▶ About this task: Go through the material under this sentence. Return every line holding "国粤双语中字".

==== Supplied records ====

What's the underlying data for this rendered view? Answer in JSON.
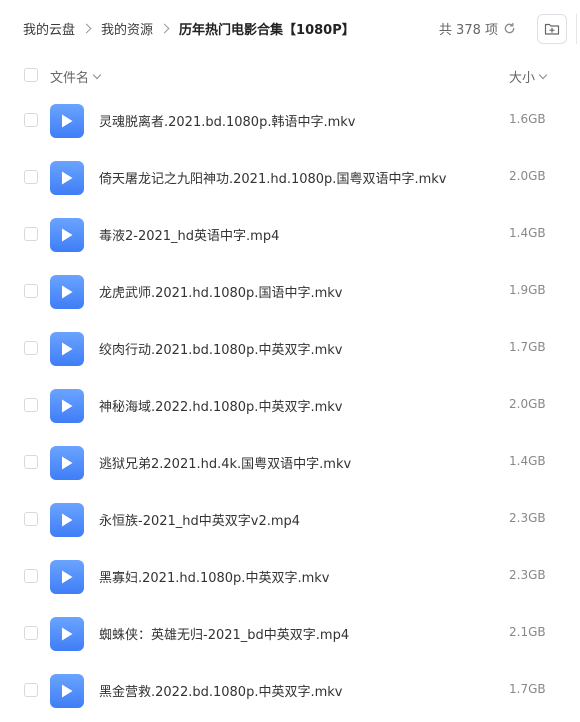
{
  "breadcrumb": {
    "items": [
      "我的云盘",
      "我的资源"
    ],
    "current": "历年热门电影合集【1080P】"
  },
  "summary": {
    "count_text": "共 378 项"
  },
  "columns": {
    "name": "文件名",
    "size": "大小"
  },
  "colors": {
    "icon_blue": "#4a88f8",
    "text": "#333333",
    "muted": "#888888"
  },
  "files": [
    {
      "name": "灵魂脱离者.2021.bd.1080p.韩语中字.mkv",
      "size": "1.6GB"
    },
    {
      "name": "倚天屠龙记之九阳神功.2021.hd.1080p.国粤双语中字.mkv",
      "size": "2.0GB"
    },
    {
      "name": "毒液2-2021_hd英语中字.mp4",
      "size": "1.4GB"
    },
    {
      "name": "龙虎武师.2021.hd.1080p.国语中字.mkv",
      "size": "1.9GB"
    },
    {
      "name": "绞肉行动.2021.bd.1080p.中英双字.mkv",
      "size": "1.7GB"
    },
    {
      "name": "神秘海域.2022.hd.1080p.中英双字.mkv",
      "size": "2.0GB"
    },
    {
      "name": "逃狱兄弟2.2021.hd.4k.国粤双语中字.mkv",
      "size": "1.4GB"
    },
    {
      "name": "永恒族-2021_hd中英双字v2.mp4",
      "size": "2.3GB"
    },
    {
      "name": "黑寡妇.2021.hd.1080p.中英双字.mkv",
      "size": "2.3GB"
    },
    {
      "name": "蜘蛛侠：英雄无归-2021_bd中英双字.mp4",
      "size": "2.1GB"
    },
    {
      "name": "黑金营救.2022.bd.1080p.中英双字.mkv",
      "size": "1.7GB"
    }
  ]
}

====

▶ Your solution:
      "name": "倚天屠龙记之九阳神功.2021.hd.1080p.国粤双语中字.mkv",
      "name": "逃狱兄弟2.2021.hd.4k.国粤双语中字.mkv",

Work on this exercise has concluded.